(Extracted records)
=== Begin Enclosure ===

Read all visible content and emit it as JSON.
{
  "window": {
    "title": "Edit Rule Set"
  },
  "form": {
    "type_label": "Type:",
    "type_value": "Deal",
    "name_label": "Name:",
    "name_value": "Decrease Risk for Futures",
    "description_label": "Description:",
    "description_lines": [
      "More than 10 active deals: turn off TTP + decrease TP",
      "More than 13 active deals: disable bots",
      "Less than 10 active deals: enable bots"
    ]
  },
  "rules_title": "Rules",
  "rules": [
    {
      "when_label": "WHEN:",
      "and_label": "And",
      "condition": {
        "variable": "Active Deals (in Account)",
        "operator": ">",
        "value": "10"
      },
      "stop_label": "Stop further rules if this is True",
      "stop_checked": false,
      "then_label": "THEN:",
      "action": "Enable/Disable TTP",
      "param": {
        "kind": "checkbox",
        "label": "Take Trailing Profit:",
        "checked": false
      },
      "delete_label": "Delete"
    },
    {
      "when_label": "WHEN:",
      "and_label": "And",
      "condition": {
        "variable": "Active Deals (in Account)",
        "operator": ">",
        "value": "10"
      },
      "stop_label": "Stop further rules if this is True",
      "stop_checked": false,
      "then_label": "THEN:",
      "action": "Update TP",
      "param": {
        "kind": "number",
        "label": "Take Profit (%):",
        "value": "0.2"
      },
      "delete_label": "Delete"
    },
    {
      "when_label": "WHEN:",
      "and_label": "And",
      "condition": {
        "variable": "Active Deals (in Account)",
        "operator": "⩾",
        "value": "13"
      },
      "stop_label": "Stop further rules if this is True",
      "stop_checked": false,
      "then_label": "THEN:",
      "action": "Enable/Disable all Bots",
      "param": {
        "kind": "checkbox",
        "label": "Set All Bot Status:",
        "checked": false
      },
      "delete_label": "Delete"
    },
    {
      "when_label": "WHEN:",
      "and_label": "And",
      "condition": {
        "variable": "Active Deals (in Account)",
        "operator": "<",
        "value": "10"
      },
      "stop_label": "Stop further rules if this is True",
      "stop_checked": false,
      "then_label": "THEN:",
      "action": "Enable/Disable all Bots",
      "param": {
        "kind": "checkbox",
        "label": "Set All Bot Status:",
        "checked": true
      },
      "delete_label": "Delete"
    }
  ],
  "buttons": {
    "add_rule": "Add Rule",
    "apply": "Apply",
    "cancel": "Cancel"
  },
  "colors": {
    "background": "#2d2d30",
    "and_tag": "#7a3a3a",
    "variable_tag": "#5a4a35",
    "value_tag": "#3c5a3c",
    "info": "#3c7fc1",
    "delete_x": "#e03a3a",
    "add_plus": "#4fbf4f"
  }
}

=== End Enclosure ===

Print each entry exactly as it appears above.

Read all visible content and emit it as JSON.
{
  "window": {
    "title": "Edit Rule Set"
  },
  "form": {
    "type_label": "Type:",
    "type_value": "Deal",
    "name_label": "Name:",
    "name_value": "Decrease Risk for Futures",
    "description_label": "Description:",
    "description_lines": [
      "More than 10 active deals: turn off TTP + decrease TP",
      "More than 13 active deals: disable bots",
      "Less than 10 active deals: enable bots"
    ]
  },
  "rules_title": "Rules",
  "rules": [
    {
      "when_label": "WHEN:",
      "and_label": "And",
      "condition": {
        "variable": "Active Deals (in Account)",
        "operator": ">",
        "value": "10"
      },
      "stop_label": "Stop further rules if this is True",
      "stop_checked": false,
      "then_label": "THEN:",
      "action": "Enable/Disable TTP",
      "param": {
        "kind": "checkbox",
        "label": "Take Trailing Profit:",
        "checked": false
      },
      "delete_label": "Delete"
    },
    {
      "when_label": "WHEN:",
      "and_label": "And",
      "condition": {
        "variable": "Active Deals (in Account)",
        "operator": ">",
        "value": "10"
      },
      "stop_label": "Stop further rules if this is True",
      "stop_checked": false,
      "then_label": "THEN:",
      "action": "Update TP",
      "param": {
        "kind": "number",
        "label": "Take Profit (%):",
        "value": "0.2"
      },
      "delete_label": "Delete"
    },
    {
      "when_label": "WHEN:",
      "and_label": "And",
      "condition": {
        "variable": "Active Deals (in Account)",
        "operator": "⩾",
        "value": "13"
      },
      "stop_label": "Stop further rules if this is True",
      "stop_checked": false,
      "then_label": "THEN:",
      "action": "Enable/Disable all Bots",
      "param": {
        "kind": "checkbox",
        "label": "Set All Bot Status:",
        "checked": false
      },
      "delete_label": "Delete"
    },
    {
      "when_label": "WHEN:",
      "and_label": "And",
      "condition": {
        "variable": "Active Deals (in Account)",
        "operator": "<",
        "value": "10"
      },
      "stop_label": "Stop further rules if this is True",
      "stop_checked": false,
      "then_label": "THEN:",
      "action": "Enable/Disable all Bots",
      "param": {
        "kind": "checkbox",
        "label": "Set All Bot Status:",
        "checked": true
      },
      "delete_label": "Delete"
    }
  ],
  "buttons": {
    "add_rule": "Add Rule",
    "apply": "Apply",
    "cancel": "Cancel"
  },
  "colors": {
    "background": "#2d2d30",
    "and_tag": "#7a3a3a",
    "variable_tag": "#5a4a35",
    "value_tag": "#3c5a3c",
    "info": "#3c7fc1",
    "delete_x": "#e03a3a",
    "add_plus": "#4fbf4f"
  }
}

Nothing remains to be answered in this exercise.